The U.S. Department of Energy released on May 12 a 225-page report, “20% Wind Energy by 2030: Increasing Wind Energy’s Contribution to U.S. Electricity Supply,” which details the challenges and benefits of achieving the goal laid out in the report’s self-explanatory title. The report is based in part on a technical analysis carried out by Black & Veatch [http://www.aep.com/about/i765project/docs/WindTransmissionVisionWhitePaper.pdf] for the AWEA in 2007.
The DOE report concludes
There are significant costs, challenges, and impacts associated with the 20% Wind Scenario presented in this report. There are also substantial positive impacts from wind power expansion on the scale and pace described in this chapter are not likely to be realized in a business-as-usual future. Achieving this scenario would involve a major national commitment to clean, domestic energy sources with minimal emissions of [green house gases] and other environmental pollutants.
One of the central challenges is transmission. Windy areas often are far from population centers where energy is consumed. The report references a conceptual transmission plan done for the AWEA by American Electric Power (AEP) [http://www.aep.com/about/i765project/docs/WindTransmissionVisionWhitePaper.pdf], which owns wind farms in Texas, which states:
Some experts believe the U.S. offers quantities of wind energy resources well in excess of future projected electricity needs. One of the biggest long term barriers in the adoption of wind energy to meet this growing demand is the physical limitations on the nation’s current electric transmission system. The nation’s bulk transmission system is currently inadequate to deliver energy from remote wind resource areas to electrical load centers; located mainly on the East and West coasts. AEP believes that this barrier can be overcome by building transmission infrastructure that will enable wind power to become a larger part of the nation’s power generation resource mix.

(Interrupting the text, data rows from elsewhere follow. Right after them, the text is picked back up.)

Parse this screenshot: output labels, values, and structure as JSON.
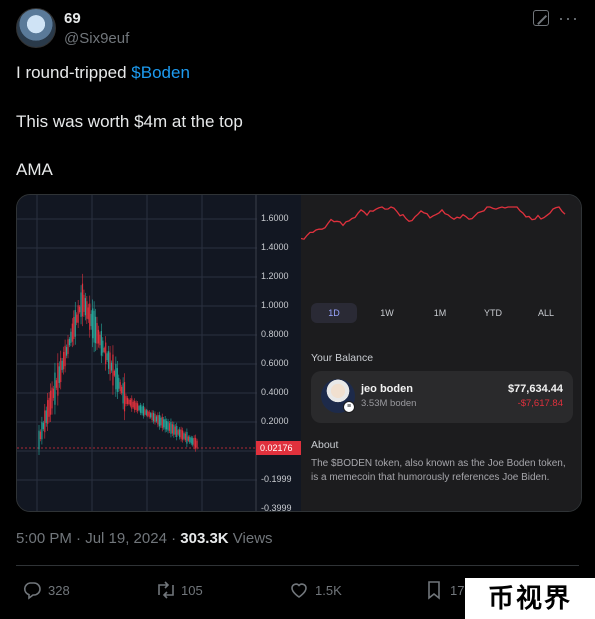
{
  "author": {
    "name": "69",
    "handle": "@Six9euf"
  },
  "tweet": {
    "line1_prefix": "I round-tripped ",
    "line1_link": "$Boden",
    "line2": "This was worth $4m at the top",
    "line3": "AMA"
  },
  "left_chart": {
    "y_ticks": [
      "1.6000",
      "1.4000",
      "1.2000",
      "1.0000",
      "0.8000",
      "0.6000",
      "0.4000",
      "0.2000",
      "-0.1999",
      "-0.3999"
    ],
    "current_price": "0.02176"
  },
  "right_panel": {
    "timeframes": [
      "1D",
      "1W",
      "1M",
      "YTD",
      "ALL"
    ],
    "active_timeframe": "1D",
    "balance_title": "Your Balance",
    "token_name": "jeo boden",
    "token_amount": "3.53M boden",
    "usd_value": "$77,634.44",
    "change": "-$7,617.84",
    "about_title": "About",
    "about_text": "The $BODEN token, also known as the Joe Boden token, is a memecoin that humorously references Joe Biden."
  },
  "meta": {
    "time": "5:00 PM · Jul 19, 2024 · ",
    "views_count": "303.3K",
    "views_label": " Views"
  },
  "actions": {
    "replies": "328",
    "reposts": "105",
    "likes": "1.5K",
    "bookmarks": "177"
  },
  "watermark": "币视界",
  "colors": {
    "accent": "#1d9bf0",
    "down": "#e0313d",
    "up": "#26a69a"
  }
}
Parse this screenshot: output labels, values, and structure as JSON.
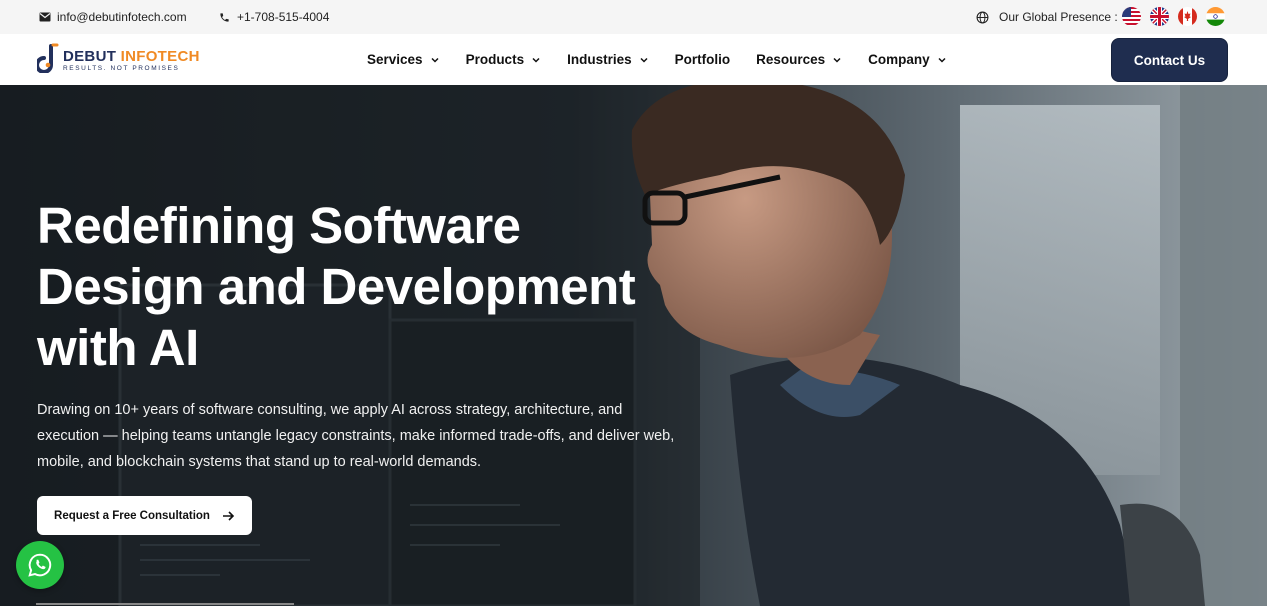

This transmission system expansion will bring many additional societal benefits, including increased reliability and greater access to lower cost and environmentally friendly resources. [emphasis added]
The AWEA’s announcement may be found here. [http://www.awea.org/newsroom/releases/20percent_Wind_Report_12May2008.html]